But Quinn contends that the South Carolina GOP electorate is sophisticated enough to know a general election winner when they see one.
“There is this bias against South Carolina that we’re a group of Neanderthals too stupid to nominate a strong candidate,” complained the consultant, noting that the state has picked the GOP winner in every election cycle dating back to Ronald Reagan’s 1980 win.
And that is – in case you missed the message at the Statue Of Liberty – who Huntsman will model his campaign after.
“The single most popular candidate here in presidential primary history was Reagan,” said Quinn. “Did he wave his arms and yell and scream and say Jimmy Carter was a bad American?

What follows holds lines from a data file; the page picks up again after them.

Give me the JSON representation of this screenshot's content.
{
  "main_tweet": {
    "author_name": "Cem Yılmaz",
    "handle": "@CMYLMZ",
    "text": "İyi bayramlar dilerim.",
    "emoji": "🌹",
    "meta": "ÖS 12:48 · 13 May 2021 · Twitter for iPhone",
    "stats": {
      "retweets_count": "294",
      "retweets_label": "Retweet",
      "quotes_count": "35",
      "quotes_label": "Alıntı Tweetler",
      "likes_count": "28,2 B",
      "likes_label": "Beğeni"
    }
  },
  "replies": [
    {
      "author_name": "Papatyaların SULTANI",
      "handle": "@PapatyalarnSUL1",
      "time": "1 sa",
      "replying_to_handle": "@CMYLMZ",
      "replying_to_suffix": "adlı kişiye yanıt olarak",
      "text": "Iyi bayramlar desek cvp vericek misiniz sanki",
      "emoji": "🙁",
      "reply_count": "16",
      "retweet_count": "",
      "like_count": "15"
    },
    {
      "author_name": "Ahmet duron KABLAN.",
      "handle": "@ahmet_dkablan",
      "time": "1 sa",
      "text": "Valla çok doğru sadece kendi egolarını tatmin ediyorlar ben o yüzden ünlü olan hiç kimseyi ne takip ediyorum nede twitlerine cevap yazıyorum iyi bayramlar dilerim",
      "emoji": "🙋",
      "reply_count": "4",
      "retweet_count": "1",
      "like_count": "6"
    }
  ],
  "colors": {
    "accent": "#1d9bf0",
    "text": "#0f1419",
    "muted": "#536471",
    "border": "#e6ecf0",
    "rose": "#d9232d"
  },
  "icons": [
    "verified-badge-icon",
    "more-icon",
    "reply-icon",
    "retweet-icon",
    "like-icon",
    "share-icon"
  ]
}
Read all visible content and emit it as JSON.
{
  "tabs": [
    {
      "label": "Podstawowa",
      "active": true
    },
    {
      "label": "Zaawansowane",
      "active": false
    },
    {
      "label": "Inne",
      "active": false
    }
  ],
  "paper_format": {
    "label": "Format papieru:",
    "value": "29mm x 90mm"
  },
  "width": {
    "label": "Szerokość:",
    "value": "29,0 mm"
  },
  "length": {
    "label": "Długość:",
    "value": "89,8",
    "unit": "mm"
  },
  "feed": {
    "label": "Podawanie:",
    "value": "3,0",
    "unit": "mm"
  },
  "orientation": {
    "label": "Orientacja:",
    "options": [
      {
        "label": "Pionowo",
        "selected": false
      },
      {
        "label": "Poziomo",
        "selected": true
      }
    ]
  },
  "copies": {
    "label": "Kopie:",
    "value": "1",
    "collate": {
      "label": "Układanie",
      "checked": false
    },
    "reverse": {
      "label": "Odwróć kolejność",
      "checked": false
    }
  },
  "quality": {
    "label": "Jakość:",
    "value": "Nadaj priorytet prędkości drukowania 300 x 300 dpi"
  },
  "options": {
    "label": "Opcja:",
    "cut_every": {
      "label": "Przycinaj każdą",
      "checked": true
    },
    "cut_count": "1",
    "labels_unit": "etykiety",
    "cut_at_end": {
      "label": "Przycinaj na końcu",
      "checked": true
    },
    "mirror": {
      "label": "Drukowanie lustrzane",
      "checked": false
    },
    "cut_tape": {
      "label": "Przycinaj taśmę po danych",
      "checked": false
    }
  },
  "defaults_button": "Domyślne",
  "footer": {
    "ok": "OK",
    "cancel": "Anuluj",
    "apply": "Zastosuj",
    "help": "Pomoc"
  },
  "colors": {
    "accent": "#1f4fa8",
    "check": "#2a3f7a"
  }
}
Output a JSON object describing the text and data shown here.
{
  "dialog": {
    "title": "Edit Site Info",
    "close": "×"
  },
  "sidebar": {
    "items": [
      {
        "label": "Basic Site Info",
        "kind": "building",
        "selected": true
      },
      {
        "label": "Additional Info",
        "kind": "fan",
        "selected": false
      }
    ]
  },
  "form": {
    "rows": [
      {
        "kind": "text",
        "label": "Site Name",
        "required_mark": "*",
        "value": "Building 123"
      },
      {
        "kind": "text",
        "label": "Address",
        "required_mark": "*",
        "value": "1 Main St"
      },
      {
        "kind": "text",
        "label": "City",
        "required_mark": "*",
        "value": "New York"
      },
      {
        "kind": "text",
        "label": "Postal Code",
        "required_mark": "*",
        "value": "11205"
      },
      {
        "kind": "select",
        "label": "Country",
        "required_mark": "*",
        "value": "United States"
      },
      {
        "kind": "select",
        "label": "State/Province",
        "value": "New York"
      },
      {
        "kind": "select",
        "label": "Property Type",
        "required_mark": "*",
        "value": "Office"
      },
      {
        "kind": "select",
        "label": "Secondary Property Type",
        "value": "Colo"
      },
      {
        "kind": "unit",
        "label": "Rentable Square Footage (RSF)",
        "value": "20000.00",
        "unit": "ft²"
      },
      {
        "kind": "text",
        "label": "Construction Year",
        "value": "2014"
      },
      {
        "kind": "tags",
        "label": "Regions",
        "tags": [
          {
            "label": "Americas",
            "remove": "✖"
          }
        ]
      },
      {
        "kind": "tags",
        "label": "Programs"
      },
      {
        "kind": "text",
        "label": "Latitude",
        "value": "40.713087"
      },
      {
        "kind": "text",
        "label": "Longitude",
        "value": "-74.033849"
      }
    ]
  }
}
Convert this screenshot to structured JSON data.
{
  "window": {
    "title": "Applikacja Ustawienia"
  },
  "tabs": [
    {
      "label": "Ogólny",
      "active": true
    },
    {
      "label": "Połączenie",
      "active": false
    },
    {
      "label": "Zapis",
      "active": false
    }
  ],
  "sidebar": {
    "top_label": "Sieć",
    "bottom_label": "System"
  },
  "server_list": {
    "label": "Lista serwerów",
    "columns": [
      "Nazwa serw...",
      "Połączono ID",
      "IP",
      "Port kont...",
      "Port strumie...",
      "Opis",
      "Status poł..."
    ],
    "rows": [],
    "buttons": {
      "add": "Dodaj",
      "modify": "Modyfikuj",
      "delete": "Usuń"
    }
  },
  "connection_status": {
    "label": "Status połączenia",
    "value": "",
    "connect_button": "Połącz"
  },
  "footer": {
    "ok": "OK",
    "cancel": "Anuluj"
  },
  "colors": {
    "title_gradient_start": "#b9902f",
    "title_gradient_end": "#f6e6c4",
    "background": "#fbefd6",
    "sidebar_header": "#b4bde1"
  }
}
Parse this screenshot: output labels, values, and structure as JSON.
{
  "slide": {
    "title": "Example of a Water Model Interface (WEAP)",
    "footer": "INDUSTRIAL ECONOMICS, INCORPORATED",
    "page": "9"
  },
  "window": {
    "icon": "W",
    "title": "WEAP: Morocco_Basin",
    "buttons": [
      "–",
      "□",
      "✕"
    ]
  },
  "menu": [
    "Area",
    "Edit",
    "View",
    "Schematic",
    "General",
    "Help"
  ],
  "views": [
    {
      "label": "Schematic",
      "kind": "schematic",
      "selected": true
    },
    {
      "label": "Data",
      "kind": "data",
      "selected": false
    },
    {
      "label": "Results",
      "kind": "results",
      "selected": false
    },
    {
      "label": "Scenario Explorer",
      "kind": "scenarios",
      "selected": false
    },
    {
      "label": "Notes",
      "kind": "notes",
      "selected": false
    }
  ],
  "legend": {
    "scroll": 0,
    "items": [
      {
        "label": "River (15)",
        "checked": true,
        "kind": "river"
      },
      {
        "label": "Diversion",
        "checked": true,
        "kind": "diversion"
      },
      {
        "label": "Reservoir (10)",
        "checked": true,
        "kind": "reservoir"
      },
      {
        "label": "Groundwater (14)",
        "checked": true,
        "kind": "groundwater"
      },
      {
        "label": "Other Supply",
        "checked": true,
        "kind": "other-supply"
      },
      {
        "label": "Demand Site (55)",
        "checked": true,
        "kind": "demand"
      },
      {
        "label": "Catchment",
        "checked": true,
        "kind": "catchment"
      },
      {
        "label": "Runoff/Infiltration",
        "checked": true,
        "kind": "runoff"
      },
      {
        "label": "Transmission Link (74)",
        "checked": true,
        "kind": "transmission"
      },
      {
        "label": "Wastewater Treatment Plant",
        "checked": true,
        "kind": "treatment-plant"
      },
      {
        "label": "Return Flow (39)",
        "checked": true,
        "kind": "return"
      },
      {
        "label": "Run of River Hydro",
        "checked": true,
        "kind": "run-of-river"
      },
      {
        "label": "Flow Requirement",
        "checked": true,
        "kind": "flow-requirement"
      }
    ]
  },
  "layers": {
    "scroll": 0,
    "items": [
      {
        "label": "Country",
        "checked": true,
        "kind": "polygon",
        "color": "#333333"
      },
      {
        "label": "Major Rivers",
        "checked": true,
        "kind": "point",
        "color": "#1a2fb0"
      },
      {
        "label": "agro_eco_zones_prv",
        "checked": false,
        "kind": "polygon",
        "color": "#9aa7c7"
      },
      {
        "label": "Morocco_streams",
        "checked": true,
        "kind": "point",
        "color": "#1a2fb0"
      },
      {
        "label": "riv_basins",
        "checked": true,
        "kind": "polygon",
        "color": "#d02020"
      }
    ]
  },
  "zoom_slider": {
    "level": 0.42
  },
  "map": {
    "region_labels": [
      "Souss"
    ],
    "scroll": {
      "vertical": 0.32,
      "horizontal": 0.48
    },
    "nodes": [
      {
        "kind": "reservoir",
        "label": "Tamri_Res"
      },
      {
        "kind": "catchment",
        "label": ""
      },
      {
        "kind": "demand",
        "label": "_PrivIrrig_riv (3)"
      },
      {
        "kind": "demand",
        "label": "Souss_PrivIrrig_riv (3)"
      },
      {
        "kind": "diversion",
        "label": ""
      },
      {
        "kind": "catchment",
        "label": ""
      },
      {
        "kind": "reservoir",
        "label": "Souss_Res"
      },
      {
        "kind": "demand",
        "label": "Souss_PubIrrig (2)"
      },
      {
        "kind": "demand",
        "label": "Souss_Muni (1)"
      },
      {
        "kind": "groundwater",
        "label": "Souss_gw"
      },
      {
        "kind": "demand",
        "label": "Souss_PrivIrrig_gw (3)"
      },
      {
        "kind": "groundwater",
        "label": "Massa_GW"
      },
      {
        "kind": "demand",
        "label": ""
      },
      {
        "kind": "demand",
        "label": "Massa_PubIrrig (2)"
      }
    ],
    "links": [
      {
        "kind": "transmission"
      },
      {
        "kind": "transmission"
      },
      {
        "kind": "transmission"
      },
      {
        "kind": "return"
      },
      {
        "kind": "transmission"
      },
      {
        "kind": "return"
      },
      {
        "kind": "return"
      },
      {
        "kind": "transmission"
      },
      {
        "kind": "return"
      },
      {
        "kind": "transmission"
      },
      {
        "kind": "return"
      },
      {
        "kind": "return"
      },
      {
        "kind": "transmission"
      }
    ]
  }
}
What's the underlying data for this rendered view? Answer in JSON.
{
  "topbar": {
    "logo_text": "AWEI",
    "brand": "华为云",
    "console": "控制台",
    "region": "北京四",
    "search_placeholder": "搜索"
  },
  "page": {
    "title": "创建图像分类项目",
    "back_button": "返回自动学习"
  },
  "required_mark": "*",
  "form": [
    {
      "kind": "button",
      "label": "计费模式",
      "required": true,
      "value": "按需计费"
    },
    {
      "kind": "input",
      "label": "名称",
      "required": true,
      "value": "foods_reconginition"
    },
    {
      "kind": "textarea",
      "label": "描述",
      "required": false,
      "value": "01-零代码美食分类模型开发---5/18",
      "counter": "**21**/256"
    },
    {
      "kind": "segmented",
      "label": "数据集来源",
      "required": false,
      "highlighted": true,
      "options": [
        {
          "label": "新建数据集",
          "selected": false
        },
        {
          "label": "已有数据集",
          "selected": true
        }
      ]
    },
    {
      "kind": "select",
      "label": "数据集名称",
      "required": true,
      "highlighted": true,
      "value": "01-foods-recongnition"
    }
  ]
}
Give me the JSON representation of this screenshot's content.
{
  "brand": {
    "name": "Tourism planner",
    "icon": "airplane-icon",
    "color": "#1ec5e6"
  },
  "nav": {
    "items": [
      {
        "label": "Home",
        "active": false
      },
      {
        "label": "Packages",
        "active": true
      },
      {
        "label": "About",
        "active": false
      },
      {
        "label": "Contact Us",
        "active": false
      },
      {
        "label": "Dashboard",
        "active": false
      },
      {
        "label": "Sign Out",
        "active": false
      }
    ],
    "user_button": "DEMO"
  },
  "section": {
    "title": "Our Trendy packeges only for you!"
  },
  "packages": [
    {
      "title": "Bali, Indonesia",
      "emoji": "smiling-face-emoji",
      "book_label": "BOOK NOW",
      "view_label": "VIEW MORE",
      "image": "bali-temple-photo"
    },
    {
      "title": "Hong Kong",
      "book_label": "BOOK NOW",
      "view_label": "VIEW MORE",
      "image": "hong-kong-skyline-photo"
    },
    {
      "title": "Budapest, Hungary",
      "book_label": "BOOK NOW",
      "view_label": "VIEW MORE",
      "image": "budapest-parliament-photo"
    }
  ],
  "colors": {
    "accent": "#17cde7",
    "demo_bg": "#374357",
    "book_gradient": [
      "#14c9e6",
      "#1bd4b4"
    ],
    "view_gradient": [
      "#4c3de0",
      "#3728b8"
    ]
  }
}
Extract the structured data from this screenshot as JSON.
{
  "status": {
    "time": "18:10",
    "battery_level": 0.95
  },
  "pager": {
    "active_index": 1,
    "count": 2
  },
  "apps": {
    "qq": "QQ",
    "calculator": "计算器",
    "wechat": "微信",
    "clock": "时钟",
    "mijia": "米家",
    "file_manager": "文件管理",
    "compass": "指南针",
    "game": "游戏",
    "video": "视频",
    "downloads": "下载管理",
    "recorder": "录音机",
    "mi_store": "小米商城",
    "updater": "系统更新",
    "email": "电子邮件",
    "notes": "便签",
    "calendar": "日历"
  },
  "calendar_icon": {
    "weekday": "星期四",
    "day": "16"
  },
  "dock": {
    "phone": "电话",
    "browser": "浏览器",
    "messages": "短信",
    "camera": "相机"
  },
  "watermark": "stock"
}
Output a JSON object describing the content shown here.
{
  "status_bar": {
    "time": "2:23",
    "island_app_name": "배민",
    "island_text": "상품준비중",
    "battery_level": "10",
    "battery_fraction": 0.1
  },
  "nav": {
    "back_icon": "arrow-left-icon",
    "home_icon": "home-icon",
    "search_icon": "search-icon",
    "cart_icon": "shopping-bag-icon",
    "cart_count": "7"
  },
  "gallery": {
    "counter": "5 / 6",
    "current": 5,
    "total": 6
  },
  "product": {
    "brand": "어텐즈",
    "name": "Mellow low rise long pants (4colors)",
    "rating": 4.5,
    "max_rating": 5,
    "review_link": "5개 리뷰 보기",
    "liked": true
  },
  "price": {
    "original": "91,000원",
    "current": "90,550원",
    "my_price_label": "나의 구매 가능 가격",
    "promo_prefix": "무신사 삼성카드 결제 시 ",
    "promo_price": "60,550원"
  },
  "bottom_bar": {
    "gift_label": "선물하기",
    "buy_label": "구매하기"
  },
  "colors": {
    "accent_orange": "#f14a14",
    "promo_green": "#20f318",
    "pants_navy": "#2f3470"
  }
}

No, he was a nice guy with firmly held beliefs. That’s what Huntsman is.”
Should Huntsman make it out of South Carolina and down to Florida, though, he will face another conservative-leaning Republican primary electorate. And one where he won’t be able to count on the votes of independents and Democrats.
Florida Republicans are the bunch that sent their once-popular GOP governor fleeing out of a Senate primary and running as an independent in large part because he was seen as too cozy with Obama.
“There’s a segment of the party that has tremendous disdain for the current occupant of the White House and there’s no changing that perspective,” said Eric Eikenberg, a veteran Florida operative who ran former Gov. Charlie Crist’s campaign until he left the party. “I think it’s laudable that [Huntsman] wants to run a campaign that’s civil, and stay out of the fray. But having seen a Republican primary play out first-hand, there’s a segment of the party that wants to see bare-knuckle politics play out with
Obama. I don’t think much has changed since 2010.”
Huntsman is going to go hard in Florida, though, and is putting together a first-rate organization there. He’s basing his campaign in Orlando and is going to use the Presidency V straw poll there this fall to build up his organization.
David Johnson, one of Huntsman’s new strategists in the state, conceded that they were playing catch-up against candidates who have spent months or even years courting donors and activists in private meetings before officially running.
“That luxury was not there for us,” said Johnson. “He began campaigning once he got back.”
But Johnson said Florida Republicans will be won over by Huntsman for three reasons.
“They’re going to see him and hear about his record, particularly what he did on the economy as governor,” said the strategist. “Primary voters also know that the U.S. is not alone in the world, so foreign policy is key. And he didn’t just take a trip somewhere.”
And then there is another key question even the most hard-core conservatives will ask, said Johnson.
“Can he beat Obama?”